The task -
A verbatim copy of every entry is required. Produce it now.

Records provided -
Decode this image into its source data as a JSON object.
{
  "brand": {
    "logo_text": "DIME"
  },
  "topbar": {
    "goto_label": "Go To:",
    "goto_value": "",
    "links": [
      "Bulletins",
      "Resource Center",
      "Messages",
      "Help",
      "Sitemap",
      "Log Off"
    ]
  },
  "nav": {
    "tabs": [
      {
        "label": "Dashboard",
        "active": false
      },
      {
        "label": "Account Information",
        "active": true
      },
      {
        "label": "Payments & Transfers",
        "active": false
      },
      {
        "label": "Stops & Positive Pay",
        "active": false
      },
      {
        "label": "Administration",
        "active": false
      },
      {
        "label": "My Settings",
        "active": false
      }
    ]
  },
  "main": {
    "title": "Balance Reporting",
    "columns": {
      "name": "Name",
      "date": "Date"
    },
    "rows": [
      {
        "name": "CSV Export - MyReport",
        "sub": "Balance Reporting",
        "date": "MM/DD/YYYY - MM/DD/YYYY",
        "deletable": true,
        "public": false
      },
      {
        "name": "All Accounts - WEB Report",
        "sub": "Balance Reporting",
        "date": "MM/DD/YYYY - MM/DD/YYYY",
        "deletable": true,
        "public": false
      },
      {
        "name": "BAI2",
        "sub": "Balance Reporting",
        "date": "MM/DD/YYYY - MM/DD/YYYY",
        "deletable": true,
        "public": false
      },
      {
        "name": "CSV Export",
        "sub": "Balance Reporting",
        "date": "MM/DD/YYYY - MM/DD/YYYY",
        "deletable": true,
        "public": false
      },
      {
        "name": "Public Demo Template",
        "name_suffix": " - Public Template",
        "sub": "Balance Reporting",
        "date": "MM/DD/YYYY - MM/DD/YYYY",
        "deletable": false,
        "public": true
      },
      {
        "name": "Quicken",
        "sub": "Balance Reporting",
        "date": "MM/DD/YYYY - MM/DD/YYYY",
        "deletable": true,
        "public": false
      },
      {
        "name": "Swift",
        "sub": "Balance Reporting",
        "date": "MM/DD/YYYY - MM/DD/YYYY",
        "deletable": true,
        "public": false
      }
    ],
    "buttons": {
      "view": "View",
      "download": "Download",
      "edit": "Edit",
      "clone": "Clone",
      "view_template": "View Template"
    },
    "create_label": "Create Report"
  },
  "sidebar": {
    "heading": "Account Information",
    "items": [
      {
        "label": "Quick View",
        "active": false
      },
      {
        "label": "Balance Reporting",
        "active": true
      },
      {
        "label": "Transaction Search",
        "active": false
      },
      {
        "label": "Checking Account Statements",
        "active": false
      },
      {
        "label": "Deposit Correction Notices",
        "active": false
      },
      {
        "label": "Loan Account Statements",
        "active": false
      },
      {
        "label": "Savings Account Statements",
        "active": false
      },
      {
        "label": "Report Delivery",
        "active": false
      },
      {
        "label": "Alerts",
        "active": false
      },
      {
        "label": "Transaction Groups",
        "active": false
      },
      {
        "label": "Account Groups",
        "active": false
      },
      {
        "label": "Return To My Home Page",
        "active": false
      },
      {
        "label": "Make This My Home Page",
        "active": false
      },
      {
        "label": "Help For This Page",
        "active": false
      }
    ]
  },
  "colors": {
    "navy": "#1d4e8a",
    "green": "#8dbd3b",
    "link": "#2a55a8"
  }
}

Answer below -
Decode this image into its source data as a JSON object.
{
  "brand": {
    "logo_text": "DIME"
  },
  "topbar": {
    "goto_label": "Go To:",
    "goto_value": "",
    "links": [
      "Bulletins",
      "Resource Center",
      "Messages",
      "Help",
      "Sitemap",
      "Log Off"
    ]
  },
  "nav": {
    "tabs": [
      {
        "label": "Dashboard",
        "active": false
      },
      {
        "label": "Account Information",
        "active": true
      },
      {
        "label": "Payments & Transfers",
        "active": false
      },
      {
        "label": "Stops & Positive Pay",
        "active": false
      },
      {
        "label": "Administration",
        "active": false
      },
      {
        "label": "My Settings",
        "active": false
      }
    ]
  },
  "main": {
    "title": "Balance Reporting",
    "columns": {
      "name": "Name",
      "date": "Date"
    },
    "rows": [
      {
        "name": "CSV Export - MyReport",
        "sub": "Balance Reporting",
        "date": "MM/DD/YYYY - MM/DD/YYYY",
        "deletable": true,
        "public": false
      },
      {
        "name": "All Accounts - WEB Report",
        "sub": "Balance Reporting",
        "date": "MM/DD/YYYY - MM/DD/YYYY",
        "deletable": true,
        "public": false
      },
      {
        "name": "BAI2",
        "sub": "Balance Reporting",
        "date": "MM/DD/YYYY - MM/DD/YYYY",
        "deletable": true,
        "public": false
      },
      {
        "name": "CSV Export",
        "sub": "Balance Reporting",
        "date": "MM/DD/YYYY - MM/DD/YYYY",
        "deletable": true,
        "public": false
      },
      {
        "name": "Public Demo Template",
        "name_suffix": " - Public Template",
        "sub": "Balance Reporting",
        "date": "MM/DD/YYYY - MM/DD/YYYY",
        "deletable": false,
        "public": true
      },
      {
        "name": "Quicken",
        "sub": "Balance Reporting",
        "date": "MM/DD/YYYY - MM/DD/YYYY",
        "deletable": true,
        "public": false
      },
      {
        "name": "Swift",
        "sub": "Balance Reporting",
        "date": "MM/DD/YYYY - MM/DD/YYYY",
        "deletable": true,
        "public": false
      }
    ],
    "buttons": {
      "view": "View",
      "download": "Download",
      "edit": "Edit",
      "clone": "Clone",
      "view_template": "View Template"
    },
    "create_label": "Create Report"
  },
  "sidebar": {
    "heading": "Account Information",
    "items": [
      {
        "label": "Quick View",
        "active": false
      },
      {
        "label": "Balance Reporting",
        "active": true
      },
      {
        "label": "Transaction Search",
        "active": false
      },
      {
        "label": "Checking Account Statements",
        "active": false
      },
      {
        "label": "Deposit Correction Notices",
        "active": false
      },
      {
        "label": "Loan Account Statements",
        "active": false
      },
      {
        "label": "Savings Account Statements",
        "active": false
      },
      {
        "label": "Report Delivery",
        "active": false
      },
      {
        "label": "Alerts",
        "active": false
      },
      {
        "label": "Transaction Groups",
        "active": false
      },
      {
        "label": "Account Groups",
        "active": false
      },
      {
        "label": "Return To My Home Page",
        "active": false
      },
      {
        "label": "Make This My Home Page",
        "active": false
      },
      {
        "label": "Help For This Page",
        "active": false
      }
    ]
  },
  "colors": {
    "navy": "#1d4e8a",
    "green": "#8dbd3b",
    "link": "#2a55a8"
  }
}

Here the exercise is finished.